• What is expected: An exact copy of every entry is needed here; the images stay out.

• Material provided:
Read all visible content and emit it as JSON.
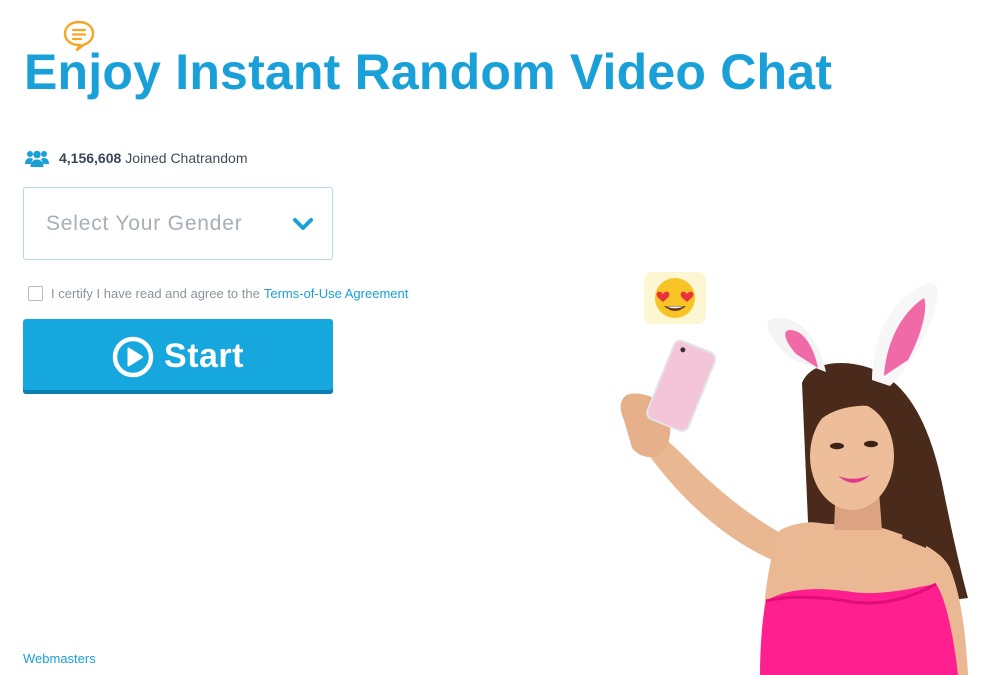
{
  "header": {
    "title": "Enjoy Instant Random Video Chat",
    "chat_icon": "speech-bubble-icon"
  },
  "stats": {
    "icon": "users-icon",
    "count": "4,156,608",
    "label": "Joined Chatrandom"
  },
  "gender_select": {
    "placeholder": "Select Your Gender",
    "icon": "chevron-down-icon"
  },
  "terms": {
    "checked": false,
    "text": "I certify I have read and agree to the",
    "link_label": "Terms-of-Use Agreement"
  },
  "start_button": {
    "label": "Start",
    "icon": "play-circle-icon"
  },
  "footer": {
    "webmasters_label": "Webmasters"
  },
  "hero": {
    "emoji": "heart-eyes-emoji-icon"
  },
  "colors": {
    "brand_blue": "#1aa0d8",
    "button_blue": "#16a7df",
    "icon_orange": "#f6a623"
  }
}
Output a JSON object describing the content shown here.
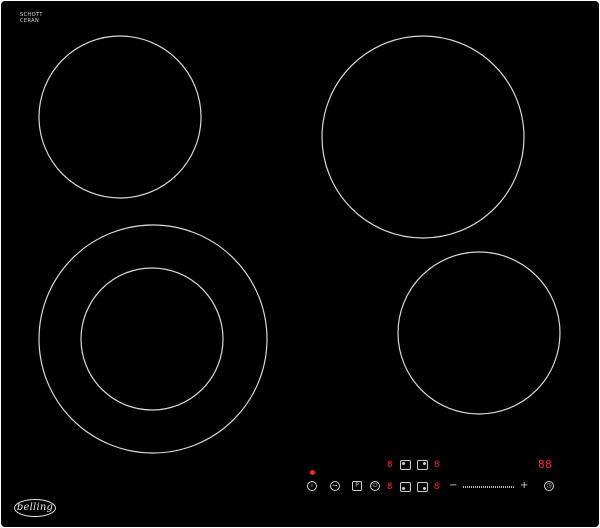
{
  "product": {
    "glass_brand_line1": "SCHOTT",
    "glass_brand_line2": "CERAN",
    "logo_text": "belling"
  },
  "controls": {
    "zone_digits_top": [
      "8",
      "8"
    ],
    "zone_digits_bottom": [
      "8",
      "8"
    ],
    "timer_display": "88",
    "minus_symbol": "−",
    "plus_symbol": "+",
    "icons": {
      "info": "info-icon",
      "lock": "key-lock-icon",
      "boost": "boost-icon",
      "power": "power-icon",
      "timer": "clock-icon"
    }
  },
  "colors": {
    "glass": "#000000",
    "zone_outline": "#d9d9d9",
    "indicator": "#ff2a2a"
  }
}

• Answer to this exercise:
Read all visible content and emit it as JSON.
{
  "header": {
    "title": "Enjoy Instant Random Video Chat",
    "chat_icon": "speech-bubble-icon"
  },
  "stats": {
    "icon": "users-icon",
    "count": "4,156,608",
    "label": "Joined Chatrandom"
  },
  "gender_select": {
    "placeholder": "Select Your Gender",
    "icon": "chevron-down-icon"
  },
  "terms": {
    "checked": false,
    "text": "I certify I have read and agree to the",
    "link_label": "Terms-of-Use Agreement"
  },
  "start_button": {
    "label": "Start",
    "icon": "play-circle-icon"
  },
  "footer": {
    "webmasters_label": "Webmasters"
  },
  "hero": {
    "emoji": "heart-eyes-emoji-icon"
  },
  "colors": {
    "brand_blue": "#1aa0d8",
    "button_blue": "#16a7df",
    "icon_orange": "#f6a623"
  }
}
Output a JSON object describing the content shown here.
{
  "product": {
    "glass_brand_line1": "SCHOTT",
    "glass_brand_line2": "CERAN",
    "logo_text": "belling"
  },
  "controls": {
    "zone_digits_top": [
      "8",
      "8"
    ],
    "zone_digits_bottom": [
      "8",
      "8"
    ],
    "timer_display": "88",
    "minus_symbol": "−",
    "plus_symbol": "+",
    "icons": {
      "info": "info-icon",
      "lock": "key-lock-icon",
      "boost": "boost-icon",
      "power": "power-icon",
      "timer": "clock-icon"
    }
  },
  "colors": {
    "glass": "#000000",
    "zone_outline": "#d9d9d9",
    "indicator": "#ff2a2a"
  }
}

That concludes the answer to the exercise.